IRVING, Texas — Texas A&M just wrapped its first season in the SEC and there’s little doubt it’s the toughest conference in college football.
However, defensive coordinator Mark Snyder admitted the Aggies will see something they have not seen all season on Friday in the AT&T Cotton Bowl against Oklahoma.
“This is the best group we have faced,” Snyder said about the Sooners. “As a group this is the best group of receivers we have faced this year as a whole. It is a heck of a challenge. It (the height advantage of OU’s wide receivers) could be an issue, there is no doubt. Jalen Summers isn’t very long, but he is quick. He is pretty good.”
Texas A&M has only faced two teams that rank in the top 40 in passing offense this season. The Aggies dominated Arkansas (No. 21) in a 58-10 victory on Sept. 29. However, Louisana Tech (No. 3) threw for 450 yards when the teams met on Oct. 13. The Aggies still won, 59-57.
Same players, different scheme: Just about all of OU’s offensive players went against Texas A&M last season. It’s the same case with the Aggie defenders. The biggest change is Texas A&M switched from a 3-4 to a 4-3 alignment this season.

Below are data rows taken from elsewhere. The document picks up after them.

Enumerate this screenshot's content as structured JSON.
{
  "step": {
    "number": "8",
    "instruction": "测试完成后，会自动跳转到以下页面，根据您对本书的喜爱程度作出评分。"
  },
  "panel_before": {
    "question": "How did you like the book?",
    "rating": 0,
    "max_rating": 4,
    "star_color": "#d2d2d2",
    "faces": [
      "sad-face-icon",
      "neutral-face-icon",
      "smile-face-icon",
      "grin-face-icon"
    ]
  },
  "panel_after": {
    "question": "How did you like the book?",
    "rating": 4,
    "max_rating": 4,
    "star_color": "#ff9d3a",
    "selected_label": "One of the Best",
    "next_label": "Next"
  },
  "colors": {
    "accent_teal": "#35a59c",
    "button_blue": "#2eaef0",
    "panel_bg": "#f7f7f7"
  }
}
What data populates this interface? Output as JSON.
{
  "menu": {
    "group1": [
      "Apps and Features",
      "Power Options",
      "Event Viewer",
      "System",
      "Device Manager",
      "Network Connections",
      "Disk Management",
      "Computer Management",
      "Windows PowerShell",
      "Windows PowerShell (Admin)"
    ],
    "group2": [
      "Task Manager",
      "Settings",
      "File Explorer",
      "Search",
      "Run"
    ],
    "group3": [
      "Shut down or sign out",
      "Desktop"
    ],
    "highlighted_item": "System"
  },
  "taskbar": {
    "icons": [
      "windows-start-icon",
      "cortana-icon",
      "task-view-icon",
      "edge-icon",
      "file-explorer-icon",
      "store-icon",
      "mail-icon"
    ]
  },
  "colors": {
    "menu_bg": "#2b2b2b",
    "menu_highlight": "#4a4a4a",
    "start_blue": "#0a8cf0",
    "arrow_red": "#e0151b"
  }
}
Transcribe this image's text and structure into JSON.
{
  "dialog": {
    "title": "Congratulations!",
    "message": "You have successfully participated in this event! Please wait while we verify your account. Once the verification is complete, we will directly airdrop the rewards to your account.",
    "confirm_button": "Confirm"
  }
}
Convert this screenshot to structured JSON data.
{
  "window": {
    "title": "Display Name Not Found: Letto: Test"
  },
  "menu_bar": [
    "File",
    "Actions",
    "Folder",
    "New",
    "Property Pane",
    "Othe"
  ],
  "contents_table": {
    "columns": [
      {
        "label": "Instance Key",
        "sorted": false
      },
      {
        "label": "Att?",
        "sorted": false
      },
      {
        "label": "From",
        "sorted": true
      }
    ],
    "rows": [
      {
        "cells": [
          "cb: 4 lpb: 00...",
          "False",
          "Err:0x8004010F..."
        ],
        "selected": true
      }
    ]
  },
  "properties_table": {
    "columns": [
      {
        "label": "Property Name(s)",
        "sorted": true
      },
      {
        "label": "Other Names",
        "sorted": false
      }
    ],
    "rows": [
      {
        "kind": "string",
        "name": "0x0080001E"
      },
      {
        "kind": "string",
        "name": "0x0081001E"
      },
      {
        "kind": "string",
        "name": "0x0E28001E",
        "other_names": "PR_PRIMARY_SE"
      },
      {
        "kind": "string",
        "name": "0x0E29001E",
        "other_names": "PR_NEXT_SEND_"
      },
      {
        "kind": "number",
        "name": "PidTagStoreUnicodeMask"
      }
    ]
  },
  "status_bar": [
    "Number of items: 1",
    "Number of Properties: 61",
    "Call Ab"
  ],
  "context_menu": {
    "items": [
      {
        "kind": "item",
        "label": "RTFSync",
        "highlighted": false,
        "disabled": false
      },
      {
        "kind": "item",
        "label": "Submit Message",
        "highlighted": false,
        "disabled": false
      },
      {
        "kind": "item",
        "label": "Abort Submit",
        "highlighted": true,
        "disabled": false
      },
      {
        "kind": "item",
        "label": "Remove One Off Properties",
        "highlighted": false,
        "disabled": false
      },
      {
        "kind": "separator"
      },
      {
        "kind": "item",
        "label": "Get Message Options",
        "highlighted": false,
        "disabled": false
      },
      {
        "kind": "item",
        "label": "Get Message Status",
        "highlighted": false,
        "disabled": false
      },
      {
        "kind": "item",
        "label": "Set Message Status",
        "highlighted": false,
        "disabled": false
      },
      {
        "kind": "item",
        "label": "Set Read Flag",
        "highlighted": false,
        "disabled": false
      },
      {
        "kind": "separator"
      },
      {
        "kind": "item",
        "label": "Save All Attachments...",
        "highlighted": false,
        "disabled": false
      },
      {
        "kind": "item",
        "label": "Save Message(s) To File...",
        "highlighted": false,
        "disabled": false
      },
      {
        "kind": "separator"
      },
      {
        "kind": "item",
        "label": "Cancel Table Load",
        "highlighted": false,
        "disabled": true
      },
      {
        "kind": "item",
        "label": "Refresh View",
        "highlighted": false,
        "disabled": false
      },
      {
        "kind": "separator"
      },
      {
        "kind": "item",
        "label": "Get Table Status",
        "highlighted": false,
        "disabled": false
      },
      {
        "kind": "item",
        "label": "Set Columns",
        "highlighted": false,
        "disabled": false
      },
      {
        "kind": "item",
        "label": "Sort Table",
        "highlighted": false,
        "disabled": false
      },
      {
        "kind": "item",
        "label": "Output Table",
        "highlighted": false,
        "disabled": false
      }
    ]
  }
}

“It’s actually pretty different with that four-man front but they’re very versatile on defense. They can jump back into that three-man front that they’ve run for a while,” OU center Gabe Ikard said. “They give you all kinds of different looks that are difficult to adjust to and you’ve just got to be able to diagnose what defense they’re running and make your defense and calls. They’re definitely a difficult matchup on defense with all the different looks.”
Little animosity: OU coach Bob Stoops said on Sunday that OU seems to have a lot of rivals. Wide receiver Kenny Stills said on Monday that facing Texas A&M was never high on his rivalry list.